exactly the same as everyone else’s, this should be 40g, remove any excess liquid so
that it is. Centrifuge the supernatant at 15,000 rpm for 30 minutes at 4°C.
9. Remove the post-mitochondrial supernatant from the mitochondrial pellet. Put 1-2 large
drops on clean glass slide labeled “MS” for for post-mitochondrial supernatant and cover
with a coverslip. Transfer 10ml of the supernatant into a 15ml plastic tube in which it will
be frozen to be used next week. Be sure to label the tube with your group’s identification
and that it is the supernatant. (MS) Add 2.5 ml of 50% glycerol, cap tube properly and
mix gently but thoroughly by inverting the tube several times. Keep on ice, in the
instructor’s ice bucket to be frozen for use next week.
10. Add 10ml of cold assay buffer to the mitochondrial pellet remaining in the tube.
Thoroughly resuspend the pellet in the buffer (mix using a pipette to disperse the clumps

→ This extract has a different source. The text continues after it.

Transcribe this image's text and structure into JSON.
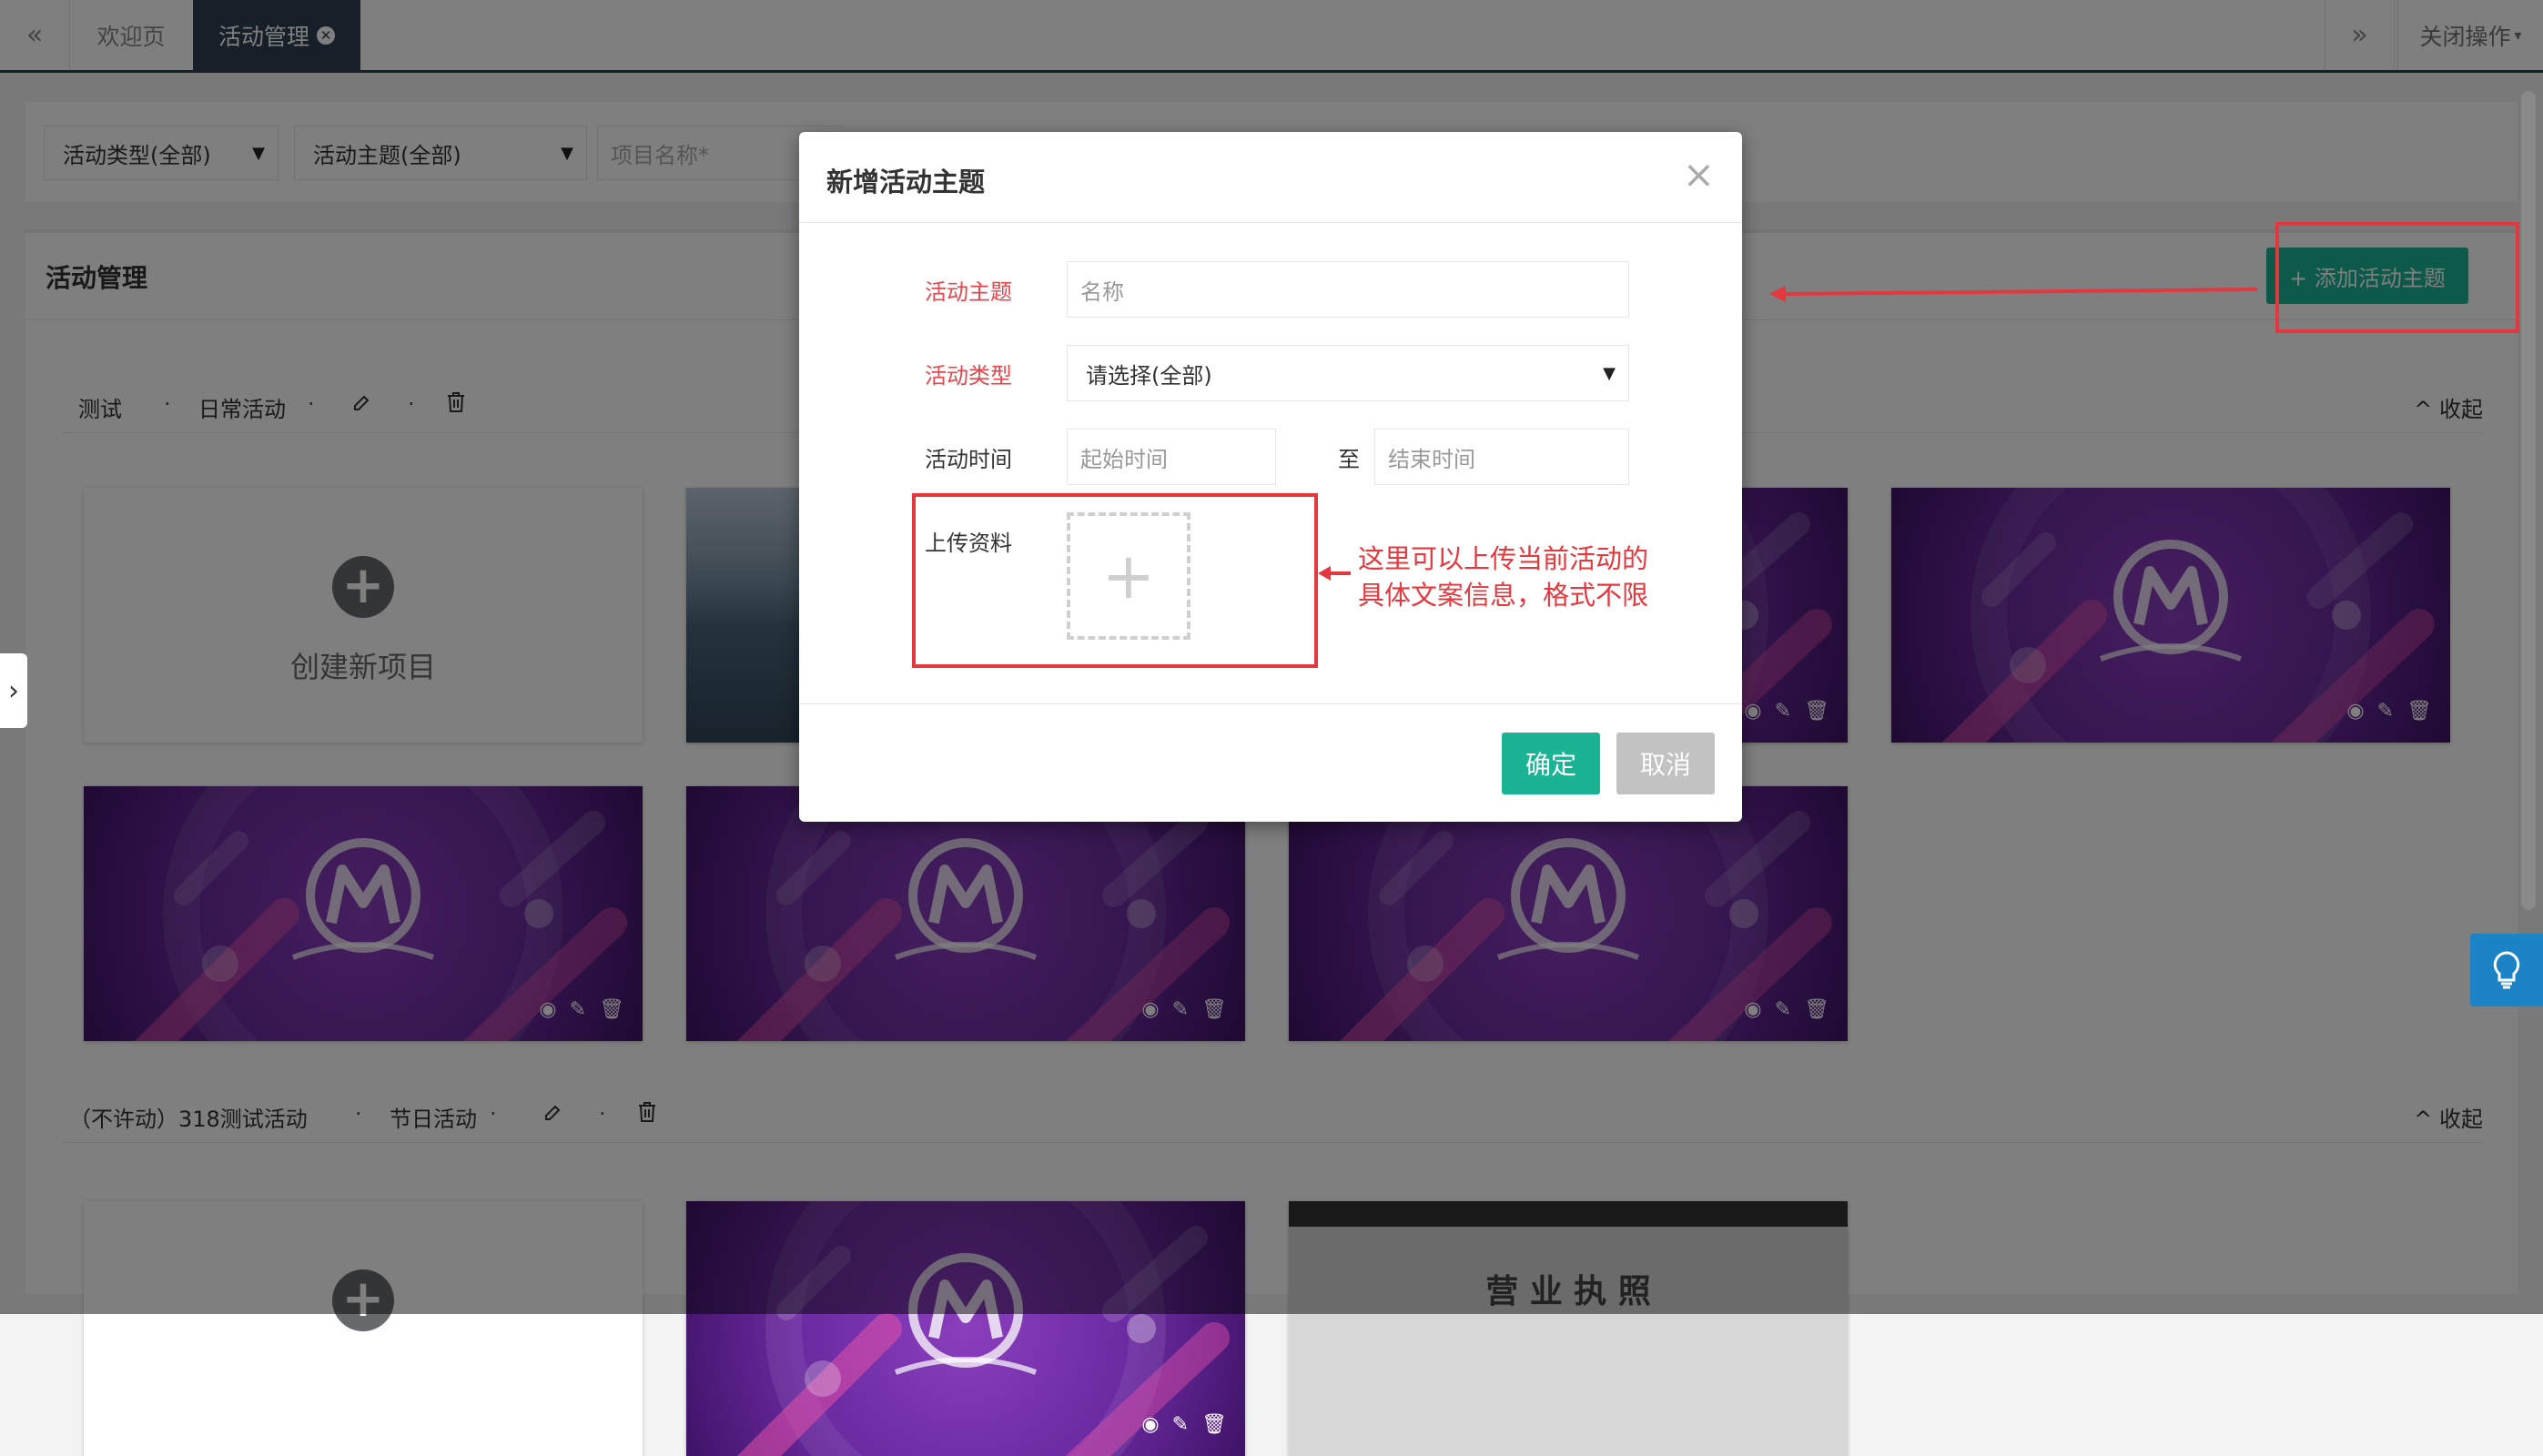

by pumping the liquid) weight and record it on the last page of this lab. Transfer into
the plastic tubes in which it will be frozen for next week. Be sure to label the tube with
your group’s identification and that it is the mitochondria pellet. (MP) Save 1ml of your

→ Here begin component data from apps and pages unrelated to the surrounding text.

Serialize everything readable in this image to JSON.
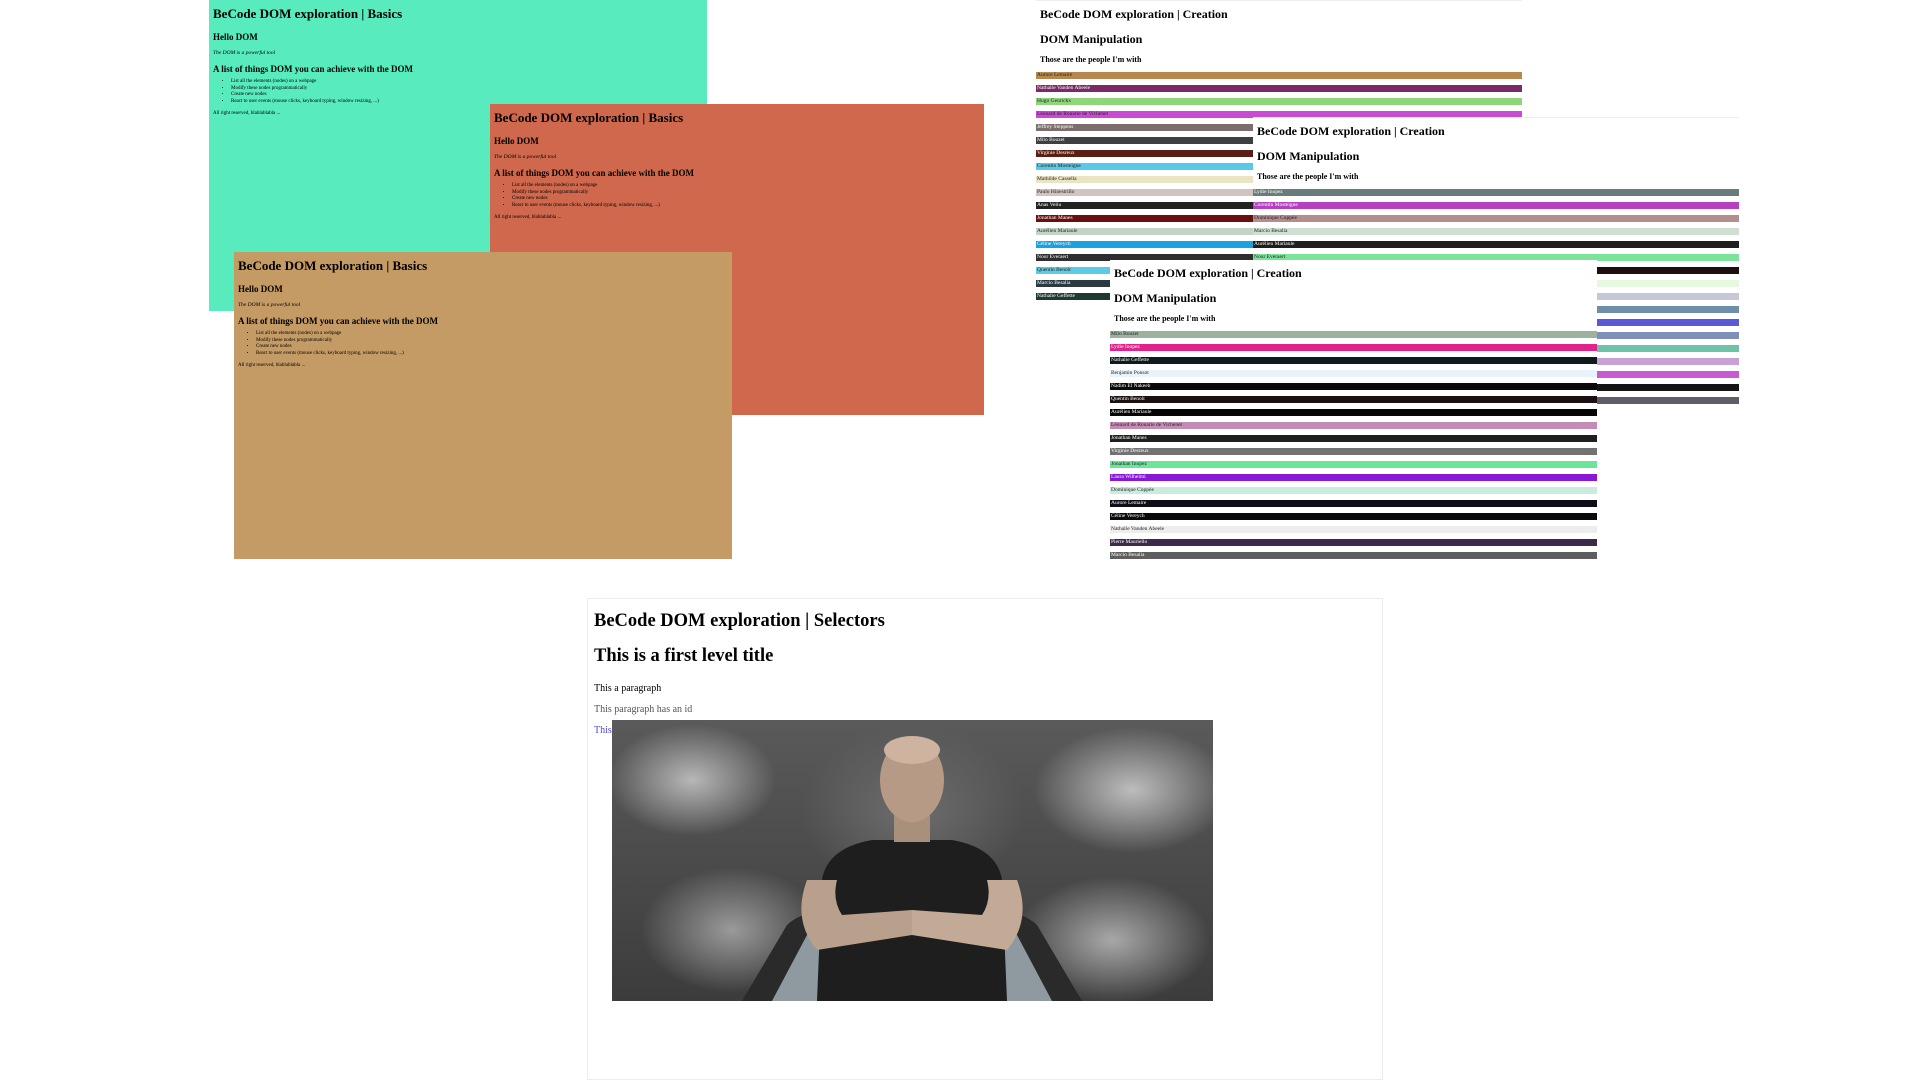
{
  "basics": {
    "title": "BeCode DOM exploration | Basics",
    "hello": "Hello DOM",
    "intro": "The DOM is a powerful tool",
    "subtitle": "A list of things DOM you can achieve with the DOM",
    "items": [
      "List all the elements (nodes) on a webpage",
      "Modify these nodes programmatically",
      "Create new nodes",
      "React to user events (mouse clicks, keyboard typing, window resizing, ...)"
    ],
    "footer": "All right reserved, blablablabla ...",
    "colors": [
      "#57ebbd",
      "#cf684c",
      "#c49a65"
    ]
  },
  "creation": {
    "title": "BeCode DOM exploration | Creation",
    "manipulation": "DOM Manipulation",
    "people_heading": "Those are the people I'm with",
    "window1_rows": [
      {
        "name": "Aurore Lemaire",
        "color": "#b7884d",
        "text": "light"
      },
      {
        "name": "Nathalie Vanden Abeele",
        "color": "#7a2a67",
        "text": "dark"
      },
      {
        "name": "Hugo Geurickx",
        "color": "#8fd67a",
        "text": "light"
      },
      {
        "name": "Léonard de Rouarie de Vichenet",
        "color": "#c94bd1",
        "text": "light"
      },
      {
        "name": "Jeffrey Steppens",
        "color": "#7b6e6c",
        "text": "dark"
      },
      {
        "name": "Milo Bouzet",
        "color": "#3f3f3f",
        "text": "dark"
      },
      {
        "name": "Virginie Desreux",
        "color": "#5a1e14",
        "text": "dark"
      },
      {
        "name": "Corentin Mosteigne",
        "color": "#5ac8e6",
        "text": "light"
      },
      {
        "name": "Mathilde Cassella",
        "color": "#e8e4c4",
        "text": "light"
      },
      {
        "name": "Paulo Hinestrillo",
        "color": "#d3c3be",
        "text": "light"
      },
      {
        "name": "Anas Veliu",
        "color": "#222222",
        "text": "dark"
      },
      {
        "name": "Jonathan Manes",
        "color": "#6a0f0f",
        "text": "dark"
      },
      {
        "name": "Aurélien Mariaule",
        "color": "#c3d3c4",
        "text": "light"
      },
      {
        "name": "Céline Vereych",
        "color": "#1aa1e0",
        "text": "dark"
      },
      {
        "name": "Nour Everaert",
        "color": "#2e2e2e",
        "text": "dark"
      },
      {
        "name": "Quentin Benoit",
        "color": "#5ecbe6",
        "text": "light"
      },
      {
        "name": "Marcio Besalia",
        "color": "#2a3a40",
        "text": "dark"
      },
      {
        "name": "Nathalie Geffette",
        "color": "#213a30",
        "text": "dark"
      }
    ],
    "window2_rows": [
      {
        "name": "Lydie Inopez",
        "color": "#6a7b7c",
        "text": "dark"
      },
      {
        "name": "Corentin Mosteigne",
        "color": "#b540c0",
        "text": "dark"
      },
      {
        "name": "Dominique Coppée",
        "color": "#b48e8e",
        "text": "light"
      },
      {
        "name": "Marcio Besalia",
        "color": "#cfe0d2",
        "text": "light"
      },
      {
        "name": "Aurélien Mariaule",
        "color": "#1e1e1e",
        "text": "dark"
      },
      {
        "name": "Nour Everaert",
        "color": "#7be39a",
        "text": "light"
      },
      {
        "name": "",
        "color": "#1e0f0f",
        "text": "dark"
      },
      {
        "name": "",
        "color": "#e6f9de",
        "text": "light"
      },
      {
        "name": "",
        "color": "#c6c8d8",
        "text": "light"
      },
      {
        "name": "",
        "color": "#6f8fa8",
        "text": "dark"
      },
      {
        "name": "",
        "color": "#5a5ad6",
        "text": "dark"
      },
      {
        "name": "",
        "color": "#7f8fb8",
        "text": "dark"
      },
      {
        "name": "",
        "color": "#6cc3a8",
        "text": "light"
      },
      {
        "name": "",
        "color": "#c8a0d6",
        "text": "light"
      },
      {
        "name": "",
        "color": "#c95bd1",
        "text": "dark"
      },
      {
        "name": "",
        "color": "#141414",
        "text": "dark"
      },
      {
        "name": "",
        "color": "#5e5f66",
        "text": "dark"
      }
    ],
    "window3_rows": [
      {
        "name": "Milo Bouzet",
        "color": "#9cb29e",
        "text": "light"
      },
      {
        "name": "Lydie Inopez",
        "color": "#e0238a",
        "text": "dark"
      },
      {
        "name": "Nathalie Geffette",
        "color": "#0f1a1c",
        "text": "dark"
      },
      {
        "name": "Benjamin Ponsot",
        "color": "#e8f3fb",
        "text": "light"
      },
      {
        "name": "Nadim El Nakeeb",
        "color": "#0a0a0a",
        "text": "dark"
      },
      {
        "name": "Quentin Benoit",
        "color": "#1a1210",
        "text": "dark"
      },
      {
        "name": "Aurélien Mariaule",
        "color": "#050505",
        "text": "dark"
      },
      {
        "name": "Léonard de Rouarie de Vichenet",
        "color": "#c48cb4",
        "text": "light"
      },
      {
        "name": "Jonathan Manes",
        "color": "#1f1f1f",
        "text": "dark"
      },
      {
        "name": "Virginie Desreux",
        "color": "#727272",
        "text": "dark"
      },
      {
        "name": "Jonathan Inopez",
        "color": "#6ae59a",
        "text": "light"
      },
      {
        "name": "Laura Wilhelmi",
        "color": "#8a17d6",
        "text": "dark"
      },
      {
        "name": "Dominique Coppée",
        "color": "#c9ecdf",
        "text": "light"
      },
      {
        "name": "Aurore Lemaire",
        "color": "#0d0d1a",
        "text": "dark"
      },
      {
        "name": "Céline Vereych",
        "color": "#0a0a0a",
        "text": "dark"
      },
      {
        "name": "Nathalie Vanden Abeele",
        "color": "#ededed",
        "text": "light"
      },
      {
        "name": "Pierre Mauriello",
        "color": "#3d2a4a",
        "text": "dark"
      },
      {
        "name": "Marcio Besalia",
        "color": "#5e5e5e",
        "text": "dark"
      }
    ]
  },
  "selectors": {
    "title": "BeCode DOM exploration | Selectors",
    "first_level": "This is a first level title",
    "p1": "This a paragraph",
    "p2": "This paragraph has an id",
    "p3": "This paragraph is inside a div and is followed by an important image"
  }
}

mitochondria pellet in a microfuge tube labeled “MP” in your ice bucket to look at today.
To the 15ml “MP” tube to be frozen, add 2.5 ml of 50% glycerol, cap tube properly and
mix gently but thoroughly by inverting the tube several times. Keep on ice, in the
instructor’s ice bucket to be frozen for use next week.
11. You will now examine the cell fractions of your mitochondria preparation by comparing
the three slides you prepared using a phase–contrast microscope at the 40x and 100x.
Note the concentration and appearance of each fraction and note on the last page. You
will create dilutions of the last fraction to view and to estimate a count of mitochondria.
12. Using the 1ml sample you saved in the microfuge tube, make a serial dilution of MP
(mitochondrial pellet) to view under the microscope and to facilitate counting the
mitochondria. You’ll need three spec tubes, make a 1/10, 1/100, 1/1000 serial dilution
following the chart below.
MP or
dilution of
-0.5ml MP
0.5ml 1/10
0.5ml 1/100
Mitochondria count /field of
view x 25
Mitochondrial per ml
(average count x 500)
13. Add one drop of Janus Green B stain to each dilution tube. Cap and invert each dilution
to mix well. Use one slide and label 3 areas 1/10, 1/100 and 1/1000 then using a
micropipette transfer a 2 microliter drop of each solution onto the slide in the appropriate
place, let the drops dry. Draw a circle carefully around each with a lab marker as they do.
You will assume that they probably will take up about 25x the space that the field of view
using 100x allows you to count.
14. Put a cover slip on top of the slide and focus with 40x on the edge of the circle you drew
around the 1/10 drop, when that is in focus you will be able to fine focus to see a lot of
tiny dots, the mitochondria. Increase to 100x and fine focus. They will be either blue or
red, depending on how much oxygen is present. Compare the three dilutions, choose the
one you feel is easiest to count and count the mitochondria in one field of view.
15. Calculate a crude estimate of the total number of mitochondria in 1ml of your stock
MP. Assume the space of your field of view is approximately one 25th of the total area
that the dried up 2µl drop takes up, to estimate the mitochondria in 2µl you must multiply
by 25 per 2µl, then by 1000 µl/ml, finally by the inverse of your dilution factor.
For example, if you counted 10 mitochondria using the 1/1000 dilution the stock solution would
be estimated to have:10mitochondria x 25/2µl x 1000µl/ml x 1000 = 1.25 x108 mitochondria/ml.
16. Calculate the average mitochondria in one gram of your cauliflower sample.
For example: using the result from the example above and all other steps in this protocol:
10ml MP resuspension/40g cauliflower x 1.25 x108 mitochondria/ml = 3.125 x107 mitochondria
/gram of cauliflower.
Microscopy observations:
10 min, 2500RPM
Microscopy observations:
30 min, 15,000 RPM
cytosol, postmitochondrial
Crude estimate of mitochondria in 1ml of MP stock:_____________________
Crude estimate of the mitochondria in one gram of cauliflower used _____________